Chasing the Norm

Australian academic and blogger on politics, international relations, and culture

Special Providence

Special Providence: American Foreign Policy and How It Changed the World
by Walter Russell MeadWRM - Special Providence

I’ve long been a reader of Walter Russell Mead’s (WRM) blog, but without quite realising why. His politics always seemed different to my own, but I liked being provoked and somewhat led along the thoughtlines of this engaging writer.

Thus, I’d been looking forward to reading this book for a while. I consider myself first & foremost a foreign policy scholar and what nation after my own is more interesting to see under the disciplinary microscope than the US. I’d also heard a lecture while I was in the US which used the conceptual framework of this book to organise the discussion. For the rest of my trip I hunted a copy of this book, but like my own white whale, failed to catch it. Instead I had to turn to the ingenuity of American commerce to eventually land a copy at my door.

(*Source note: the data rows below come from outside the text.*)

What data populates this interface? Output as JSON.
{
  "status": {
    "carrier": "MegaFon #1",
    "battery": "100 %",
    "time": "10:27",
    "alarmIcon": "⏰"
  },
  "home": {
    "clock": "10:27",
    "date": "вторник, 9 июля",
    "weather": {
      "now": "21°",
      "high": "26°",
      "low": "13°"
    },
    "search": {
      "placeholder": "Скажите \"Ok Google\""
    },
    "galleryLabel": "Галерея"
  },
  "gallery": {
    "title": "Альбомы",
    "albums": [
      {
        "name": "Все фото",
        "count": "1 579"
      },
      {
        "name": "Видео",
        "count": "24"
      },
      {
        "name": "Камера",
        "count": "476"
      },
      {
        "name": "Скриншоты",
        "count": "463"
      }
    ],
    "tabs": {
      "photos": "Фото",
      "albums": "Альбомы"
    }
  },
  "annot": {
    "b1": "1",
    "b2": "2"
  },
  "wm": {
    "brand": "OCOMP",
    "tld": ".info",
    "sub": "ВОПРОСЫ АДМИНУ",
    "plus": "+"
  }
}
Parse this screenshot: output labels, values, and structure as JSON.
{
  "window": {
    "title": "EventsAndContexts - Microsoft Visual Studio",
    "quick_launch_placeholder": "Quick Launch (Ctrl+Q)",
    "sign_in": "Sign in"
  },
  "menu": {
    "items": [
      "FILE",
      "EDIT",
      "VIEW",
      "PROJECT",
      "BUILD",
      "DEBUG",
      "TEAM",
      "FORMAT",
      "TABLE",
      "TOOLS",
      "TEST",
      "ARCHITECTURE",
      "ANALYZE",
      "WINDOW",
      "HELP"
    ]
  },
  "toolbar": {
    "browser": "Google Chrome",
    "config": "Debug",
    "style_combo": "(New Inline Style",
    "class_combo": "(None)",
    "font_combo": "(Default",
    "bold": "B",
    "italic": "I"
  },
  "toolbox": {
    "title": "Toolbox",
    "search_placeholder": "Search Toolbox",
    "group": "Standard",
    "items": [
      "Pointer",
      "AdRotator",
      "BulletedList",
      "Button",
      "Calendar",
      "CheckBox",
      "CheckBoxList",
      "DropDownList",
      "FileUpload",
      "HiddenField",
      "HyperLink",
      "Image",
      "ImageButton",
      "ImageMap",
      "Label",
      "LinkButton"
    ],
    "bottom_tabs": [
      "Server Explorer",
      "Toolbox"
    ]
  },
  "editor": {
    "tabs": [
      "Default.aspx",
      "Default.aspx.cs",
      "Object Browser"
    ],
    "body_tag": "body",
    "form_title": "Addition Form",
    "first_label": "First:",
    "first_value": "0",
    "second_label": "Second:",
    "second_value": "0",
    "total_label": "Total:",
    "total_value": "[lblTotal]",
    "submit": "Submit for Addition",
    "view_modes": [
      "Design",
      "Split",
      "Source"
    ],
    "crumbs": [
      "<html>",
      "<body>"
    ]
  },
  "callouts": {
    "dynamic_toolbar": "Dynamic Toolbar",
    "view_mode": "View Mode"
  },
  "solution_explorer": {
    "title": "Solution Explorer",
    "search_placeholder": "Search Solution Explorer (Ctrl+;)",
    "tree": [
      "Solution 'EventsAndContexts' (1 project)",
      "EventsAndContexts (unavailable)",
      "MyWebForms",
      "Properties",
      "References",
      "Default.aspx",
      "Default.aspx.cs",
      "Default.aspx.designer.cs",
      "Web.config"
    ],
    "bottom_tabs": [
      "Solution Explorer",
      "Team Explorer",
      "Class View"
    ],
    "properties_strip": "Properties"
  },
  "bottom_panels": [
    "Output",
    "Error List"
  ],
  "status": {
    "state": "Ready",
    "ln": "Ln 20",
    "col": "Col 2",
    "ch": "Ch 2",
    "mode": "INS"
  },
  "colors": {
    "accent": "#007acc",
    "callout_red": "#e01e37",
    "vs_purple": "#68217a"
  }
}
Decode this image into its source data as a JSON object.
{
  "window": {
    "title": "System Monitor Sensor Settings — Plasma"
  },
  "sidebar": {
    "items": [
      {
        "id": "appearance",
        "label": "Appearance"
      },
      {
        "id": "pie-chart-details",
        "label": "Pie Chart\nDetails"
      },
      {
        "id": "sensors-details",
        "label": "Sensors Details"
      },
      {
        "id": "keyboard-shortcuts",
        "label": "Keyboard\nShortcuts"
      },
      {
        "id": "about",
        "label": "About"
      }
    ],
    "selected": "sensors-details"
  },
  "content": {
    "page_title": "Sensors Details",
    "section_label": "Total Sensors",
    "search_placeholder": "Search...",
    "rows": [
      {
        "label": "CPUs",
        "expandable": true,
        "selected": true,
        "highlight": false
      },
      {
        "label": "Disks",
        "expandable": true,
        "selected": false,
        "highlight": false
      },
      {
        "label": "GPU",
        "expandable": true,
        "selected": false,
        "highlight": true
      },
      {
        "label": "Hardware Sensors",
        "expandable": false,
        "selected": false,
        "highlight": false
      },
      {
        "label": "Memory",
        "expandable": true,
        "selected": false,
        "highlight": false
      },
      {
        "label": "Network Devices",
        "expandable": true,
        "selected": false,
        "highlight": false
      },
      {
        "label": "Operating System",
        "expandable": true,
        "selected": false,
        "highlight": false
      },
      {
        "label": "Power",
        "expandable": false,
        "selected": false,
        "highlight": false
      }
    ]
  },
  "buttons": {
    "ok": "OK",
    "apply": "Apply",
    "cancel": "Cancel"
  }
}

At the heart of this book is the argument that US foreign policy has four schools: The most well known are the commercially inclined Hamiltonian’s who built the global economic system, and the Wilsonian lawyers/missionaries who gave us its institutional framework. Less understood (and far more scorned when encountered) are the stay-at-home pessimistic Jeffersonian’s (experiencing a mini-revival under the libertarian umbrella) and the god & country strivers of the Jacksonian school. If the first two schools represent the bankers and missionaries of the North East, the latter may be stereotyped as the aristocrats and red necks of the south.

Between them however, they have managed to provide a ballast and ‘realism’ to American foreign policy that has led this nation to a position of authority, legitimacy and significance unrivaled in human history. I use the term realism deliberately because, for all the wisdom of WRM’s main argument, there’s another just-as-clever theme behind the ‘four schools’ organisation of this book.

Much like Fukuyama’s End of History, it’s easy to just track the ‘big idea’ at the center of this book and miss the elegance and deliberateness with which the author has structured their argument. The first 100 pages or so of Special Providence are not mere throat clearing about the four schools but a very important argument: namely that US foreign policy succeeds precisely because it has not tried to follow that most well known and adored icon of foreign policy: The Continental realist.

For at least the last century to be ‘serious’ in international affairs was to be a realist. Despite Machiavelli’s actual record as a failed diplomat scribbling away in his shed, his robes are still the most desired outfit for wanna-be scholars and practitioners. Just learn a few lines like the ‘failure of Versailles’ and ‘Nixon going to China’ and you can befriend almost any IR post-grad in the security field.

Yet WRM delivers a fairly brutal uppercut to this mythology by noting that American foreign policy seems to have succeeded precisely because it didn’t follow Niccolo’s maxims. Most notably, economics & economic links play a substantially larger role than the Florentine would have understood. Likewise Wilsonian idealism seems a too-obvious punching bag which some like my near-name-sake E.H. Carr made their career’s taking well-aimed shots at. Yet, we live in a Wilsonian world. Likewise Jeffersonians and Jacksonians are responsible for the ingenuity and endurance of the American system when more ‘realistic’ advisers would have simply doubled down or given up and fold their cards.

Special Providence was released in mid-2001, yet it holds up remarkably well. Tensions with China and ill-consequences from arming the mujahideen can all be found in here. I suspect, WRM would also still endorse his call for a greater Jeffersonian voice in US foreign policy (the school I would consider myself also closest to). To be fair, I’m one of those who think politics today is only understood by those who have drank deeply from the past. This seems a somewhat rare view among many in our journalist and academic classes, so this book is a siren call to me. But I can honestly say, I’ve not read a book that will better explain the role & challenges of America today than this 13 year old book which spends most of its time talking about the 18 and 19th century.

Highly recommended.